The FAA has awarded $371 million to 169 airports across 40 states to invest in airfield, safety, and improvement projects. These awards are the third disbursement of the mega $3.2 billion in funding allocated this year to the Airport Improvement Program. So far, the FAA has awarded $1.53 billion of the overall amount, or just under half.
The Airport Improvement Program (AIP) funds infrastructure projects, including enhancements and repairs to runways, taxiways, lighting, signage, and markings at selected airports. The FAA uses passenger boarding for a full calendar year to allocate AIP entitlements.
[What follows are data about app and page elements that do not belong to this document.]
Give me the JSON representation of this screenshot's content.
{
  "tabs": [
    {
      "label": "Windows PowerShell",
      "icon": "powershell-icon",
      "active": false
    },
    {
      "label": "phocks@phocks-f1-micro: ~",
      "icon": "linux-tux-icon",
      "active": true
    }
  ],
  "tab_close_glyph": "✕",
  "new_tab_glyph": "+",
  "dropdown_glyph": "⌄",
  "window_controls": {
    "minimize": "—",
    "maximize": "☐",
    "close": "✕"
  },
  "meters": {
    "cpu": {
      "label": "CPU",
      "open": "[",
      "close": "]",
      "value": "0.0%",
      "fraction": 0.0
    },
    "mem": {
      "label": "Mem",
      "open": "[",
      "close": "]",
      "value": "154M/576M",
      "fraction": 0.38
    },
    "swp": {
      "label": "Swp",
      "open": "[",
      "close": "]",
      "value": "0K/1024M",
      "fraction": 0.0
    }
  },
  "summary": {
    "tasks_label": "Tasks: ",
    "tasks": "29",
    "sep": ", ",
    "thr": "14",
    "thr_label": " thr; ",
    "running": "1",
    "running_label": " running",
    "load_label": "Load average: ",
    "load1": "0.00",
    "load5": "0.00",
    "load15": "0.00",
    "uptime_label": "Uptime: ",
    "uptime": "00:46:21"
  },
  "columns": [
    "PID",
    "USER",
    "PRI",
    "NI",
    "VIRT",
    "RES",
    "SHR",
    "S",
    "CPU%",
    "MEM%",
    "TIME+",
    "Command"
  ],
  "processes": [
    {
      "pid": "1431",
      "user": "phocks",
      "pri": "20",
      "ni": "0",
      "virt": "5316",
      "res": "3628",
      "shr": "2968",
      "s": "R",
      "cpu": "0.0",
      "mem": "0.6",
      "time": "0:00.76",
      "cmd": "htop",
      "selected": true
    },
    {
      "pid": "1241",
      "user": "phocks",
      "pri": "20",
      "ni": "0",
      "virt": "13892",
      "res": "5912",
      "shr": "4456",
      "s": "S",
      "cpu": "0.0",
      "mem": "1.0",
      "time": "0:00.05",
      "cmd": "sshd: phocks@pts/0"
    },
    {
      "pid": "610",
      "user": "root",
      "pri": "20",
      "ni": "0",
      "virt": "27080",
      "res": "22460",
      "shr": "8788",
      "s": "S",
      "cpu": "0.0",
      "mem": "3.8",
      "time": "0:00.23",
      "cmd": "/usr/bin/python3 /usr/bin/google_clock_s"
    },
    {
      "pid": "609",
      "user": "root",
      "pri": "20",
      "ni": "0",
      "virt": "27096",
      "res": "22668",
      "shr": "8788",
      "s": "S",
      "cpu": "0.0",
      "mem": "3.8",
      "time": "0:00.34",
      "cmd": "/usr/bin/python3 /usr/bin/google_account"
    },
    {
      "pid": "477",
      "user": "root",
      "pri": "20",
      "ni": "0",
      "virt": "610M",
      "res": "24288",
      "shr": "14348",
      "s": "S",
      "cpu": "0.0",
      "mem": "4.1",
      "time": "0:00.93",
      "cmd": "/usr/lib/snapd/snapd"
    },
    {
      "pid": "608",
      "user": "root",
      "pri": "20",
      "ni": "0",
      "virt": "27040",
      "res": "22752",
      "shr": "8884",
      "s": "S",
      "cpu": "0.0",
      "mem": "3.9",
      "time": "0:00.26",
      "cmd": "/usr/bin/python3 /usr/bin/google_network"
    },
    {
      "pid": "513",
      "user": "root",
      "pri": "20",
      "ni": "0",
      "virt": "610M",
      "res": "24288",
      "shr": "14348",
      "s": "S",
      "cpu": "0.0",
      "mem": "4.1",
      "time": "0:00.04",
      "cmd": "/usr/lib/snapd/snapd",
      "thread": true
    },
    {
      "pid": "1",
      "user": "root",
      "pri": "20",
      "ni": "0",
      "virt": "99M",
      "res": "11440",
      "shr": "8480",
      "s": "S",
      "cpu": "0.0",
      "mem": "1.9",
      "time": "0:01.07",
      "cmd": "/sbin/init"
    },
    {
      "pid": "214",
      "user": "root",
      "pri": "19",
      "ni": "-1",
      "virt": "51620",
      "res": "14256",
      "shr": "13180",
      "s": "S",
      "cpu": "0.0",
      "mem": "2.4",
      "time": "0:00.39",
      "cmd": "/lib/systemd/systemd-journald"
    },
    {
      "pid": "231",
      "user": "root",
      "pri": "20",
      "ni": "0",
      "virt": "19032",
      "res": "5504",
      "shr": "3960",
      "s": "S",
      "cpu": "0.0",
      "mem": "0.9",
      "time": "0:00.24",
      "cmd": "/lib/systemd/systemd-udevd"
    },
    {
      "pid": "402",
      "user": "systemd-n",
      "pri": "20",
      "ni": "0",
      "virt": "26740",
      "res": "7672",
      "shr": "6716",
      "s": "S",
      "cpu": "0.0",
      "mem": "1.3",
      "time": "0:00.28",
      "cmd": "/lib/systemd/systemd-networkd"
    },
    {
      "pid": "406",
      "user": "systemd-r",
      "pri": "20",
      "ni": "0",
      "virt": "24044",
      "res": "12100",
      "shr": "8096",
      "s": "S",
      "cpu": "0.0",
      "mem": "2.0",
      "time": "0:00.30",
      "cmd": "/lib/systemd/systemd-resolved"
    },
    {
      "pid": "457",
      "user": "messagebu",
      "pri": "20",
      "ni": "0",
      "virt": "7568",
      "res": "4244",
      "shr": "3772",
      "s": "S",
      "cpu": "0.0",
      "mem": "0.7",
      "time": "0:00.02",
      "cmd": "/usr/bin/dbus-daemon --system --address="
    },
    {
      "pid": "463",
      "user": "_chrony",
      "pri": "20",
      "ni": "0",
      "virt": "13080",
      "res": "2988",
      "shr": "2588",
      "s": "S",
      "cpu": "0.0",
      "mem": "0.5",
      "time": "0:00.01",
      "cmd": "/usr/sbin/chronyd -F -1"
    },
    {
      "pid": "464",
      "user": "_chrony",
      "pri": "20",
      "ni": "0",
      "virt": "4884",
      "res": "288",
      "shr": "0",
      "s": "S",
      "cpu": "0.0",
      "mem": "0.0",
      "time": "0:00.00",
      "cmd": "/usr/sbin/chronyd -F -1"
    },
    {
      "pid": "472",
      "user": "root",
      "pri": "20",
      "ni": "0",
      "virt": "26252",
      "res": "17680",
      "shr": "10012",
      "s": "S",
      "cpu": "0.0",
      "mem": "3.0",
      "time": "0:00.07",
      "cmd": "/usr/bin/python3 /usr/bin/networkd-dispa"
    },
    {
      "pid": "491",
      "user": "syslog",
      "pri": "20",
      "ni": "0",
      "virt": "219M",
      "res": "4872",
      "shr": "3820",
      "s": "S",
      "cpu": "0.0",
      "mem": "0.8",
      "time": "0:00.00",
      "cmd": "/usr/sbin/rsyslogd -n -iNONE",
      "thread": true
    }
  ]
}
Funding for the program comes from the Airport and Airway Trust Fund, which gets revenue from airline ticket taxes and taxes on aviation fuel.
Shannetta R. Griffin, the FAA associate administrator for airports, said in a statement, “the $371 million investment would help airports across the nation sustain and improve critical infrastructure to advance the safest, most efficient airport system in the world.”
In the announcement, U.S. Transportation Secretary Pete Buttigieg said airports were drivers of local economies, especially given the post-pandemic resurgence in travel.
“These grants will help modernize our airports to help get people where they need to go and support the economic life of our nation,” Buttigieg said.
In this latest allocation, the Chefornak Airport in Chefornak, Alaska (CFK) received the largest grant, $31.2 million. The funds will pay for runway and taxiway improvements and the installation of various navigation aids at the airport.
Two major airports, Dallas-Fort Worth International Airport (KDFW) and Orlando International Airport (KMCO), the second and seventh busiest airports in the U.S., respectively, will get a combined $29 million in funding for their projects. KMCO’s award will help improve taxiway lighting while KDFW will use its funds to construct a taxiway,
Small Airports Get Support Too
To ensure that smaller airports don’t miss out on some of the funding, the State Block Grant segment of the program allows 20 participating states to distribute funding to airports classified as “other than primary.” These are non-primary commercial service, reliever, and general aviation airports.
In this case, airports in the Texas State Block Grant Program received the highest funding award, more than $27 million for improvements. Overall, airports in the block programs across the country, including North Carolina, New Hampshire, Tennessee, Wisconsin, Georgia, and Michigan, received a combined $66 million for projects.
Overall, airports in Alaska have received most of the available funds since the allocation began this fiscal year, with more than $59 million going towards airport projects and equipment in the state. Airports in Texas are close behind, having received $56 million in funding.